EXERCISE: Pick the lines holding the string "desc" out of the records and copy them.

(Data extracted from a collection)
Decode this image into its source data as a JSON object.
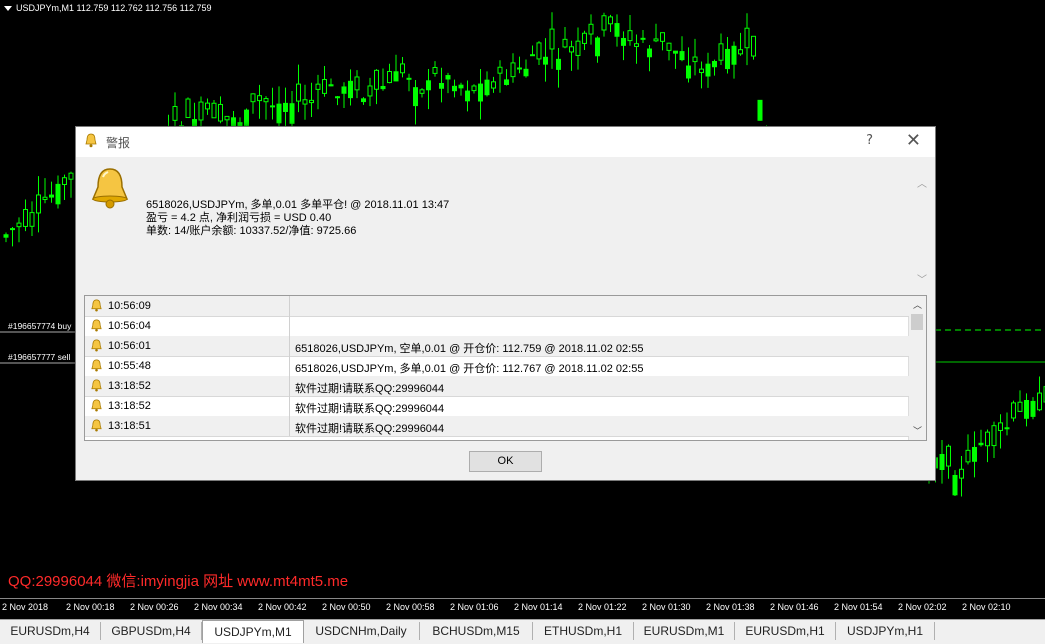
{
  "chart": {
    "header": "USDJPYm,M1  112.759 112.762 112.756 112.759",
    "order_labels": [
      "#196657774 buy",
      "#196657777 sell"
    ],
    "watermark": "QQ:29996044 微信:imyingjia 网址 www.mt4mt5.me",
    "time_ticks": [
      "2 Nov 2018",
      "2 Nov 00:18",
      "2 Nov 00:26",
      "2 Nov 00:34",
      "2 Nov 00:42",
      "2 Nov 00:50",
      "2 Nov 00:58",
      "2 Nov 01:06",
      "2 Nov 01:14",
      "2 Nov 01:22",
      "2 Nov 01:30",
      "2 Nov 01:38",
      "2 Nov 01:46",
      "2 Nov 01:54",
      "2 Nov 02:02",
      "2 Nov 02:10"
    ],
    "colors": {
      "bull": "#00ff00",
      "bear": "#00ff00",
      "background": "#000000"
    }
  },
  "tabs": [
    "EURUSDm,H4",
    "GBPUSDm,H4",
    "USDJPYm,M1",
    "USDCNHm,Daily",
    "BCHUSDm,M15",
    "ETHUSDm,H1",
    "EURUSDm,M1",
    "EURUSDm,H1",
    "USDJPYm,H1"
  ],
  "active_tab": "USDJPYm,M1",
  "dialog": {
    "title": "警报",
    "help": "?",
    "close": "✕",
    "message_line1": "6518026,USDJPYm, 多单,0.01 多单平仓!   @ 2018.11.01 13:47",
    "message_line2": "盈亏 = 4.2 点, 净利润亏损 = USD 0.40",
    "message_line3": "单数: 14/账户余额: 10337.52/净值:   9725.66",
    "alerts": [
      {
        "time": "10:56:09",
        "message": ""
      },
      {
        "time": "10:56:04",
        "message": ""
      },
      {
        "time": "10:56:01",
        "message": "6518026,USDJPYm, 空单,0.01 @ 开仓价:   112.759 @ 2018.11.02 02:55"
      },
      {
        "time": "10:55:48",
        "message": "6518026,USDJPYm, 多单,0.01 @ 开仓价:   112.767 @ 2018.11.02 02:55"
      },
      {
        "time": "13:18:52",
        "message": "软件过期!请联系QQ:29996044"
      },
      {
        "time": "13:18:52",
        "message": "软件过期!请联系QQ:29996044"
      },
      {
        "time": "13:18:51",
        "message": "软件过期!请联系QQ:29996044"
      }
    ],
    "ok_label": "OK"
  }
}
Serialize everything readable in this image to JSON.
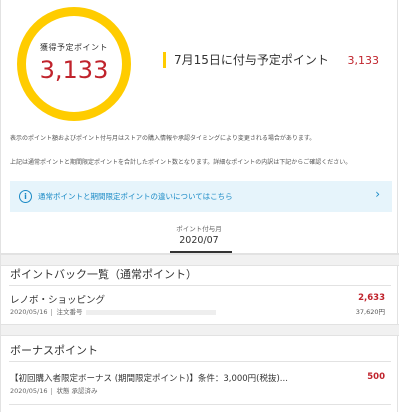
{
  "summary": {
    "ring_label": "獲得予定ポイント",
    "ring_value": "3,133",
    "scheduled_label": "7月15日に付与予定ポイント",
    "scheduled_value": "3,133"
  },
  "notes": {
    "line1": "表示のポイント額およびポイント付与月はストアの購入情報や承認タイミングにより変更される場合があります。",
    "line2": "上記は通常ポイントと期間限定ポイントを合計したポイント数となります。詳細なポイントの内訳は下記からご確認ください。"
  },
  "info_banner": {
    "icon": "info-icon",
    "text": "通常ポイントと期間限定ポイントの違いについてはこちら",
    "chevron": "›"
  },
  "month_tab": {
    "label": "ポイント付与月",
    "value": "2020/07"
  },
  "pointback": {
    "title": "ポイントバック一覧（通常ポイント）",
    "items": [
      {
        "name": "レノボ・ショッピング",
        "points": "2,633",
        "date": "2020/05/16",
        "meta_label": "注文番号",
        "amount": "37,620円"
      }
    ]
  },
  "bonus": {
    "title": "ボーナスポイント",
    "items": [
      {
        "name": "【初回購入者限定ボーナス (期間限定ポイント)】条件：3,000円(税抜)...",
        "points": "500",
        "date": "2020/05/16",
        "status_label": "状態",
        "status_value": "承認済み"
      }
    ]
  },
  "colors": {
    "accent_yellow": "#ffcc00",
    "point_red": "#c0232c",
    "link_blue": "#1a8ac6",
    "info_bg": "#e6f4fb"
  }
}
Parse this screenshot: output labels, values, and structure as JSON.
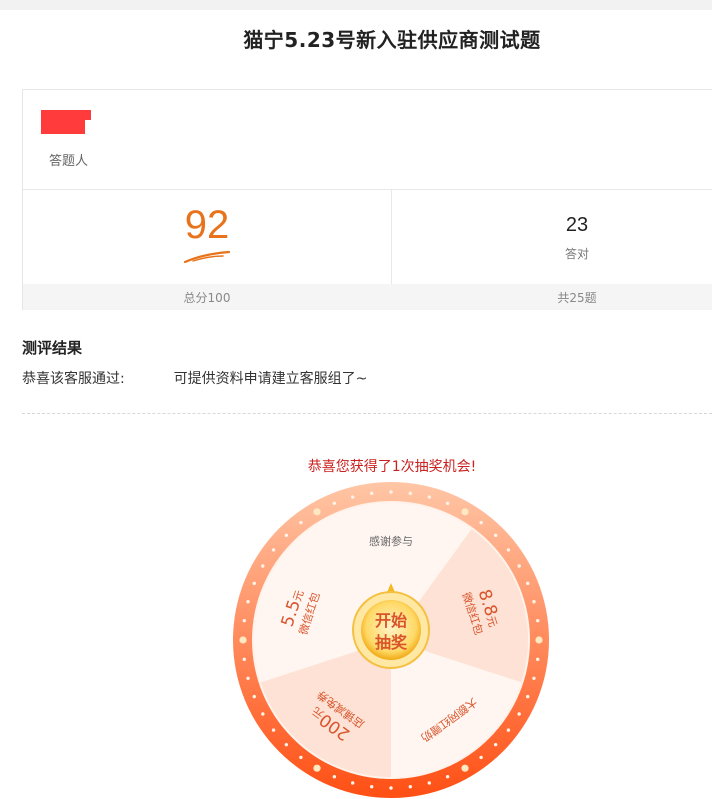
{
  "page": {
    "title": "猫宁5.23号新入驻供应商测试题"
  },
  "respondent": {
    "label": "答题人"
  },
  "stats": {
    "score": "92",
    "total_label": "总分100",
    "correct_count": "23",
    "correct_label": "答对",
    "question_count_label": "共25题"
  },
  "result": {
    "heading": "测评结果",
    "text_prefix": "恭喜该客服通过:",
    "text_suffix": "可提供资料申请建立客服组了~"
  },
  "lottery": {
    "message": "恭喜您获得了1次抽奖机会!",
    "start_line1": "开始",
    "start_line2": "抽奖",
    "prizes": [
      {
        "amount": "",
        "unit": "",
        "desc": "感谢参与"
      },
      {
        "amount": "8.8",
        "unit": "元",
        "desc": "微信红包"
      },
      {
        "amount": "",
        "unit": "",
        "desc": "大额网红赠奶"
      },
      {
        "amount": "200",
        "unit": "元",
        "desc": "店铺减免券"
      },
      {
        "amount": "5.5",
        "unit": "元",
        "desc": "微信红包"
      }
    ],
    "colors": {
      "rim_start": "#ffb48a",
      "rim_end": "#ff5a1f",
      "sector_light": "#fff6f1",
      "sector_dark": "#fde2d5",
      "prize_text": "#d9542b",
      "button_gold": "#f5b820"
    }
  }
}
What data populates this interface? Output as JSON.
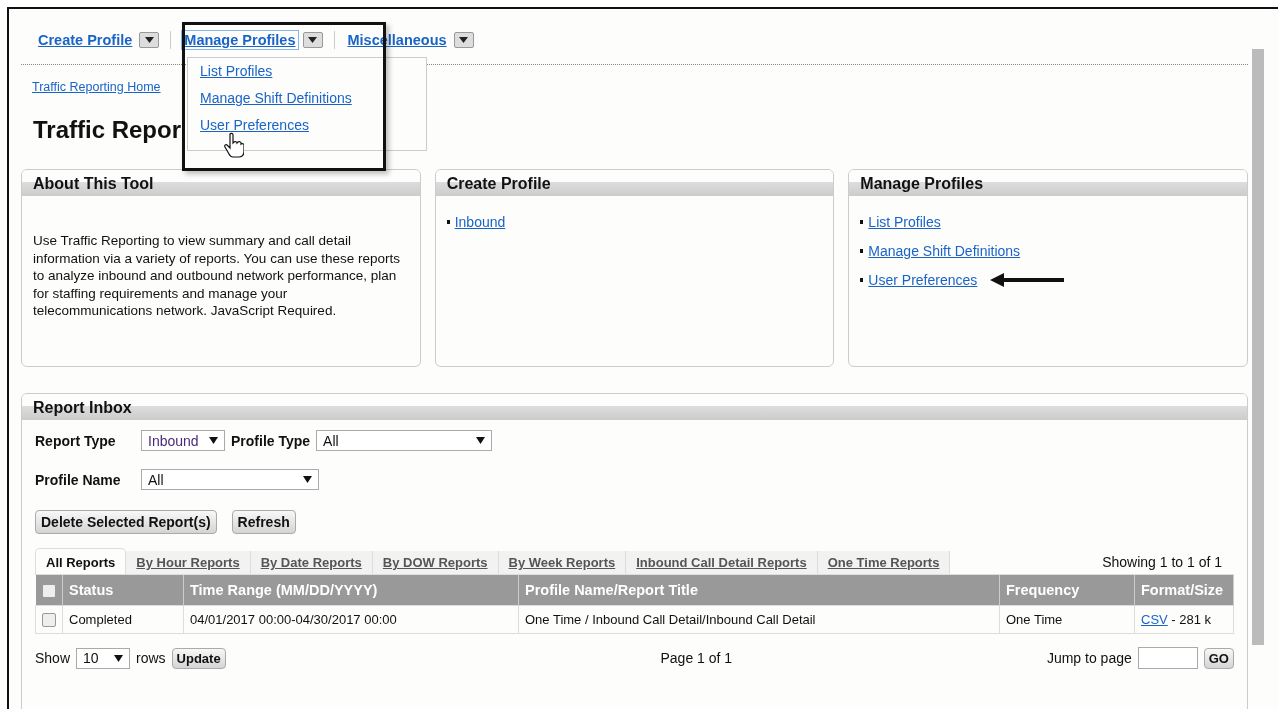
{
  "nav": [
    {
      "label": "Create Profile",
      "expanded": false
    },
    {
      "label": "Manage Profiles",
      "expanded": true
    },
    {
      "label": "Miscellaneous",
      "expanded": false
    }
  ],
  "dropdown": {
    "items": [
      "List Profiles",
      "Manage Shift Definitions",
      "User Preferences"
    ]
  },
  "breadcrumb": "Traffic Reporting Home",
  "page_title": "Traffic Repor",
  "panels": [
    {
      "title": "About This Tool",
      "kind": "text",
      "text": "Use Traffic Reporting to view summary and call detail information via a variety of reports. You can use these reports to analyze inbound and outbound network performance, plan for staffing requirements and manage your telecommunications network. JavaScript Required."
    },
    {
      "title": "Create Profile",
      "kind": "links",
      "links": [
        "Inbound"
      ]
    },
    {
      "title": "Manage Profiles",
      "kind": "links",
      "links": [
        "List Profiles",
        "Manage Shift Definitions",
        "User Preferences"
      ]
    }
  ],
  "inbox": {
    "title": "Report Inbox",
    "filters": [
      {
        "label": "Report Type",
        "value": "Inbound"
      },
      {
        "label": "Profile Type",
        "value": "All"
      },
      {
        "label": "Profile Name",
        "value": "All"
      }
    ],
    "buttons": [
      "Delete Selected Report(s)",
      "Refresh"
    ],
    "tabs": [
      {
        "label": "All Reports",
        "selected": true
      },
      {
        "label": "By Hour Reports",
        "selected": false
      },
      {
        "label": "By Date Reports",
        "selected": false
      },
      {
        "label": "By DOW Reports",
        "selected": false
      },
      {
        "label": "By Week Reports",
        "selected": false
      },
      {
        "label": "Inbound Call Detail Reports",
        "selected": false
      },
      {
        "label": "One Time Reports",
        "selected": false
      }
    ],
    "showing": "Showing 1 to 1 of 1",
    "table": {
      "header_checked": false,
      "columns": [
        "Status",
        "Time Range (MM/DD/YYYY)",
        "Profile Name/Report Title",
        "Frequency",
        "Format/Size"
      ],
      "rows": [
        {
          "checked": false,
          "status": "Completed",
          "time_range": "04/01/2017 00:00-04/30/2017 00:00",
          "title": "One Time / Inbound Call Detail/Inbound Call Detail",
          "frequency": "One Time",
          "format": "CSV",
          "size": "- 281 k"
        }
      ]
    },
    "pager": {
      "show_label": "Show",
      "rows_value": "10",
      "rows_label": "rows",
      "update": "Update",
      "page_text": "Page 1 of 1",
      "jump_label": "Jump to page",
      "go": "GO"
    }
  }
}
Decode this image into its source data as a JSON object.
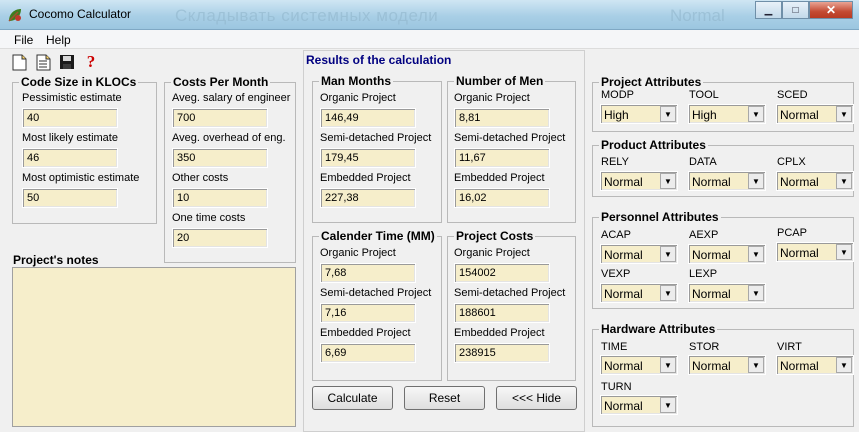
{
  "window": {
    "title": "Cocomo Calculator",
    "background_title": "Складывать системных модели",
    "background_title2": "Normal",
    "minimize_label": "▁",
    "maximize_label": "□",
    "close_label": "✕"
  },
  "menu": {
    "file": "File",
    "help": "Help"
  },
  "toolbar": {
    "help_glyph": "?"
  },
  "code_size": {
    "title": "Code Size in KLOCs",
    "pessimistic_label": "Pessimistic estimate",
    "pessimistic_value": "40",
    "likely_label": "Most likely estimate",
    "likely_value": "46",
    "optimistic_label": "Most optimistic estimate",
    "optimistic_value": "50"
  },
  "costs": {
    "title": "Costs Per Month",
    "salary_label": "Aveg. salary of engineer",
    "salary_value": "700",
    "overhead_label": "Aveg. overhead of eng.",
    "overhead_value": "350",
    "other_label": "Other costs",
    "other_value": "10",
    "onetime_label": "One time costs",
    "onetime_value": "20"
  },
  "notes": {
    "title": "Project's notes",
    "value": ""
  },
  "results": {
    "title": "Results of the calculation",
    "man_months": {
      "title": "Man Months",
      "organic_label": "Organic Project",
      "organic_value": "146,49",
      "semi_label": "Semi-detached Project",
      "semi_value": "179,45",
      "embedded_label": "Embedded Project",
      "embedded_value": "227,38"
    },
    "number_of_men": {
      "title": "Number of Men",
      "organic_label": "Organic Project",
      "organic_value": "8,81",
      "semi_label": "Semi-detached Project",
      "semi_value": "11,67",
      "embedded_label": "Embedded Project",
      "embedded_value": "16,02"
    },
    "calendar_time": {
      "title": "Calender Time (MM)",
      "organic_label": "Organic Project",
      "organic_value": "7,68",
      "semi_label": "Semi-detached Project",
      "semi_value": "7,16",
      "embedded_label": "Embedded Project",
      "embedded_value": "6,69"
    },
    "project_costs": {
      "title": "Project Costs",
      "organic_label": "Organic Project",
      "organic_value": "154002",
      "semi_label": "Semi-detached Project",
      "semi_value": "188601",
      "embedded_label": "Embedded Project",
      "embedded_value": "238915"
    },
    "buttons": {
      "calculate": "Calculate",
      "reset": "Reset",
      "hide": "<<< Hide"
    }
  },
  "project_attributes": {
    "title": "Project Attributes",
    "modp_label": "MODP",
    "modp_value": "High",
    "tool_label": "TOOL",
    "tool_value": "High",
    "sced_label": "SCED",
    "sced_value": "Normal"
  },
  "product_attributes": {
    "title": "Product Attributes",
    "rely_label": "RELY",
    "rely_value": "Normal",
    "data_label": "DATA",
    "data_value": "Normal",
    "cplx_label": "CPLX",
    "cplx_value": "Normal"
  },
  "personnel_attributes": {
    "title": "Personnel Attributes",
    "acap_label": "ACAP",
    "acap_value": "Normal",
    "aexp_label": "AEXP",
    "aexp_value": "Normal",
    "pcap_label": "PCAP",
    "pcap_value": "Normal",
    "vexp_label": "VEXP",
    "vexp_value": "Normal",
    "lexp_label": "LEXP",
    "lexp_value": "Normal"
  },
  "hardware_attributes": {
    "title": "Hardware Attributes",
    "time_label": "TIME",
    "time_value": "Normal",
    "stor_label": "STOR",
    "stor_value": "Normal",
    "virt_label": "VIRT",
    "virt_value": "Normal",
    "turn_label": "TURN",
    "turn_value": "Normal"
  },
  "colors": {
    "field_bg": "#f6eecb",
    "results_title": "#000080",
    "help_icon": "#cc0000"
  }
}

PROBLEM SOLUTION:
        "desc": "感谢参与"
        "desc": "微信红包"
        "desc": "大额网红赠奶"
        "desc": "店铺减免券"
        "desc": "微信红包"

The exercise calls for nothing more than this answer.